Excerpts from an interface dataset

********

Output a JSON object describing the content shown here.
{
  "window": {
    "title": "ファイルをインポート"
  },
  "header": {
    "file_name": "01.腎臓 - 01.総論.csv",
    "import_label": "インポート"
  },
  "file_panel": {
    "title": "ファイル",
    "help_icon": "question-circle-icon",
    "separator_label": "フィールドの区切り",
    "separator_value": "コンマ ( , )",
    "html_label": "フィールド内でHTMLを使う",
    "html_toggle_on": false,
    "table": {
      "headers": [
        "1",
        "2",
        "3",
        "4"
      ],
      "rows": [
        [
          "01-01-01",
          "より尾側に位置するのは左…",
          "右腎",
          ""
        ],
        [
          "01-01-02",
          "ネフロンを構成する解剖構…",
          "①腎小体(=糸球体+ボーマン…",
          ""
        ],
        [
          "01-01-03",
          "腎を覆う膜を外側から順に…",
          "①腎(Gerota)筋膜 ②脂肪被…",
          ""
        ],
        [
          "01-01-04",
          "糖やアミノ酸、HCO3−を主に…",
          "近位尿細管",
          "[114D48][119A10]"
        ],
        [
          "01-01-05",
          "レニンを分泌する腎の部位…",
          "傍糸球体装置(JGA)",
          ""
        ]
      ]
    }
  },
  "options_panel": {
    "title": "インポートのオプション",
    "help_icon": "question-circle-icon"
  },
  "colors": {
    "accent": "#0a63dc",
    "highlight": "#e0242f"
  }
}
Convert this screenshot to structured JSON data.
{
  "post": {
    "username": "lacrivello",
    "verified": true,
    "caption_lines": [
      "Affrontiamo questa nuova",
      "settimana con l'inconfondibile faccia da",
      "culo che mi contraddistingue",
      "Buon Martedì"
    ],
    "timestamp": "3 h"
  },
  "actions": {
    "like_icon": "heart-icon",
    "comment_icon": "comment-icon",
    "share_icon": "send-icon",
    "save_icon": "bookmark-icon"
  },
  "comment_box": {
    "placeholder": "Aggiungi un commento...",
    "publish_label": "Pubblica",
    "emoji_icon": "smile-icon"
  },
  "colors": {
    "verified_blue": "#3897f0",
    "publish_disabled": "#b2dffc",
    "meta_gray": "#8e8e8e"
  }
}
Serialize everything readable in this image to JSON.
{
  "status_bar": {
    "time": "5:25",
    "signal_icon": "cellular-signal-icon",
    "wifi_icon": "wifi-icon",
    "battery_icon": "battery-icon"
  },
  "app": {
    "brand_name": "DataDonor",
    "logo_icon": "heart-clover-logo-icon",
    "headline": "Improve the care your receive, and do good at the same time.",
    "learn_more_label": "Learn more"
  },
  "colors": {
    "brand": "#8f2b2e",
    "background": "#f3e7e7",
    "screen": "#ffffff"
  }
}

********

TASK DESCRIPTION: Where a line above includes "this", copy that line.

REPLY:
Convert this screenshot to structured JSON data.
Serialize everything readable in this image to JSON.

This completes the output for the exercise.